This may seem like a no-brainer, but the truth is most people don’t realize how vulnerable their device and their information is when using public WiFi.

Take a coffee shop, for example. This is a place most of us go to regularly and use our phones, tablets, and laptops to answer emails, shop online, or read the news. While we are browsing online, we may be holding conversations with a friend, enjoying a beverage, or even engaging is some people watching. All of these things can make you forget about the possibility that someone is trying to access your information.

Know your surroundings, and take note of the people sitting near you. If possible, avoid doing any online banking or bill paying when connected to a public network or hotspot (save those things for home if you can).

2) Explore the Differences Between Free & Paid Networks
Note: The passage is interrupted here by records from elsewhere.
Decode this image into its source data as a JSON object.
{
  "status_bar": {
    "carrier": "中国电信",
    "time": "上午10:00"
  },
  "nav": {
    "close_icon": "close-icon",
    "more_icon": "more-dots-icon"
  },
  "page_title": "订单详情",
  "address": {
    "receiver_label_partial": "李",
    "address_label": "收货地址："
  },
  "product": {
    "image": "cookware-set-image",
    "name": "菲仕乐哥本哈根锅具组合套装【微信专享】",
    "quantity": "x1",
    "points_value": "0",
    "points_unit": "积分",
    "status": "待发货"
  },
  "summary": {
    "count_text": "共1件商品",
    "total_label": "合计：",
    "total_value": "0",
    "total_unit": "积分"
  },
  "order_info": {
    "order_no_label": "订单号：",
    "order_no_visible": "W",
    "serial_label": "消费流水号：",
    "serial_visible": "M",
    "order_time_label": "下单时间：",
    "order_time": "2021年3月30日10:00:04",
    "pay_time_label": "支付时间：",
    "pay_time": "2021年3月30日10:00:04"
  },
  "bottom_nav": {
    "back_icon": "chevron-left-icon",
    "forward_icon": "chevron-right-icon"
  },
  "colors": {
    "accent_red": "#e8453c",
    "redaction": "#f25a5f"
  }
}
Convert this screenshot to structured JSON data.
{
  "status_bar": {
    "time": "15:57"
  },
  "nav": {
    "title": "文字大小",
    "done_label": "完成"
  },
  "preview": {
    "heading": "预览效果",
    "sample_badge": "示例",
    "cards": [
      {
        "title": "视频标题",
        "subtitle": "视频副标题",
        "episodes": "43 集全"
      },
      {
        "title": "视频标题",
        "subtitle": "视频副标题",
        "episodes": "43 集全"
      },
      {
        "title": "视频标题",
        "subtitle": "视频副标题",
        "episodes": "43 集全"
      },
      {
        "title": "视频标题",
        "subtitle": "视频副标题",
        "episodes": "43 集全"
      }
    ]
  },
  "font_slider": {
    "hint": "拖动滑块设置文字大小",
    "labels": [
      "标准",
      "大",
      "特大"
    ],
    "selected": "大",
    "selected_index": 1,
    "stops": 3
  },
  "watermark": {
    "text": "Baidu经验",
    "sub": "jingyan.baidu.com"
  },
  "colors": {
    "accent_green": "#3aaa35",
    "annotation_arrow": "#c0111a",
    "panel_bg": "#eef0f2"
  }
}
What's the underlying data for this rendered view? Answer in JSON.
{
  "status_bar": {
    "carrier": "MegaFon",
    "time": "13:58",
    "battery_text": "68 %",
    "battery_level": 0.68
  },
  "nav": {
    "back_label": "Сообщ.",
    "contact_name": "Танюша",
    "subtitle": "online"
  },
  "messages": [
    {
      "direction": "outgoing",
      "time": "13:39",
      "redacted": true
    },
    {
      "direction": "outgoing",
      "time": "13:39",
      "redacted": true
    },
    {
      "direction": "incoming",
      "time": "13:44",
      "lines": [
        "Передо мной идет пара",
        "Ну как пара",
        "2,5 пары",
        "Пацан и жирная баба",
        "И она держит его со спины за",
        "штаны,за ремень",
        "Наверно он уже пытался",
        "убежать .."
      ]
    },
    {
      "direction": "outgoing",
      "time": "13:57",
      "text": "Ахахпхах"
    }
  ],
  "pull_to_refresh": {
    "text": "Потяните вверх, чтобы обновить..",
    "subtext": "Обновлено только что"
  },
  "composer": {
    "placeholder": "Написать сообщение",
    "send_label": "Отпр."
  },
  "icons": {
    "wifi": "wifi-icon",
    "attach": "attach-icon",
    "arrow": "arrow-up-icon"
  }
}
This isn’t always the case, but many public venues do offer a more secure network, but for a price. These networks allow you to pay for a username or password and access to a more stable and protected connection, one with fewer users on it and a smaller risk of hackers.

Again, some public spaces only have the free network. If that is the case, just remember to be smart about the pages you visit and the information you share.

3) Check for “HTTPS” VS “HTTP”

Another strategy is to check your browser bar for the type of URL you are on. If the website says “HTTP” in front of it, it is a standard website with no added security. If there is “HTTPS” in the URL, that means the website is secure. You can also look for a padlock icon, too.

The main takeaway here is that a public network is secured to a certain standard, but the pages you visit will vary in their encryption. So, as mentioned above, try to refrain from sharing any credit card or personal information on sites lacking that extra security.

4) Turn “Auto Connect” Off & Look for Signs

When you first open your device to connect to the free WiFi offered at the library or coffee shop, take a moment to look for a sign that gives the WiFi name. In most cases, establishments have some signage near a register or on the wall with the name of the network.  This is actually a very important thing to look for when it comes to digital safety.

This is due to the fact that many hackers will create dummy WiFi networks with generic names. For example, if you are at John’s Cafe, your first instinct may be to connect to the JohnsCafeFREE WiFi network. In reality, John’s Cafe may have set up a more secure network for its customers, called JohnsCafeGuest.

That’s why it is important to turn off Auto Connect, as you want to know the networks you are connecting to in order to avoid connecting to a hacker or dummy network. If you don’t see a sign, just ask an employee in the area.

There is a lot of responsibility on the user to engage in smart and safe behavior when using public WiFi. However, there is also an expectation that businesses and organizations implement secure networks for their guests to use without the fear of risking their personal information. As more people and devices are connecting to networks every day, it is essential to have a fast, durable, and secure network for your employees, tenants, guests, or customers. It is no longer a nice convenience for people to be in an area with free WiFi  it is a necessity. Our Secure Communications Equipment Guide can help.

If you are looking for more information on setting up or using a fast, reliable, and secure wireless network, contact Chicago Communications today or download our free Wireless Communication Survival Guide.wireless_communication_guide